seattle prattle wrote:
That's totally up to you. No one can tell you. How you save, spend, invest, enjoy, etc. is all yours to choose and live with the consequences.
And the question, is it a lot of money. A: Yes, it's not.
Another words, it would be a lot for one guy, and nothing to another.
Which are you?
If you're on the fence about the decision, it doesn't have to be an all or nothing proposition. For example, you could spend some of it and save the rest, or keep your job but ask for the summer off, etc. Do whatever you are comfortable with. Be careful to not burn any bridges. And you might be surprised that what you think is absolutely intolerable might not be so bad after all.
It's all relative to location, salary, goals...
Is this in addition to a retirement fund? What's your current salary?
Moo Goo wrote:
If you're gonna take a break, now is the best time as the job market is red hot. You will have no problem finding another gig.
สวัสดี Perhaps you can give him advice as to the best places you have been to.
WealthMaster LLC wrote:
Go find some ladyboys in Thailand like other guys your age brah!
this advice really rings true from my experience. He is spot on.
Guess what... all industries suck.
Everything gets boring after enough years. Some may take 2 years, some may take 10.
Most people would kill for a relaxed job, especially one that pays $90k. When you get on the other side of the fence, working in a high-stress job, you'll look back at how silly you were being at 26.
Bring your passion to work, it's you who is not interesting, not your industry. There is so much to learn in even the most (seemingly) menial industry, that one person will never know everything about it. You're still at that age where you know everything and you are so much smarter then everyone else.
Actively search out new challenges, never leave work without learning something new, either through your own research or through a co-worker. Ask your managers for new challenges or projects that are beyond your current scope. Show some initiative, be humble, and take pride in your work.
Finding a job that follows your passion will eventually destroy your passion. Life always gets the last laugh, that is my guarantee to you.
The Other Guy84 wrote:
It's a good start, but $60,000 can quickly become zero with some misfortune (medical bills, etc.). But, you're off to a good start.
Until you're to the point where your money can work for itself and you can sustain your standard of living ad infinitum by living off of your investments, you need to keep pressing. You aren't truly financially independent until that happens. You probably need at least 200k-300k before you can even start having a discussion about taking time off or quitting a job (and even then you probably couldn't quit forever). Some however would quit in your exact shoes and that's a huge mistake.

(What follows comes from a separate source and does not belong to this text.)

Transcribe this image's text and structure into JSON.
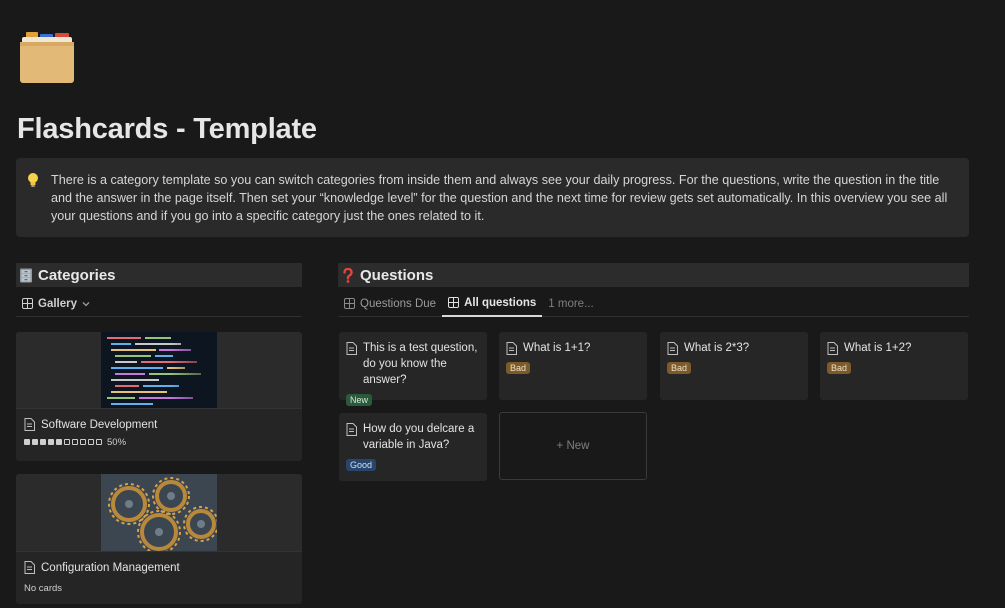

But, in the mean time, there's nothing wrong with rewarding yourself a little bit here and there. Quitting your job would be a massive mistake unless you have something comparable (and a sure thing) lined up to replace that source of income though. Few people like their jobs. Suck it up and keep pressing -- you're young. Grind it out and reap the rewards later.
horrible advice, ignore this guy.
Or "suck it up" and "grind" your life away.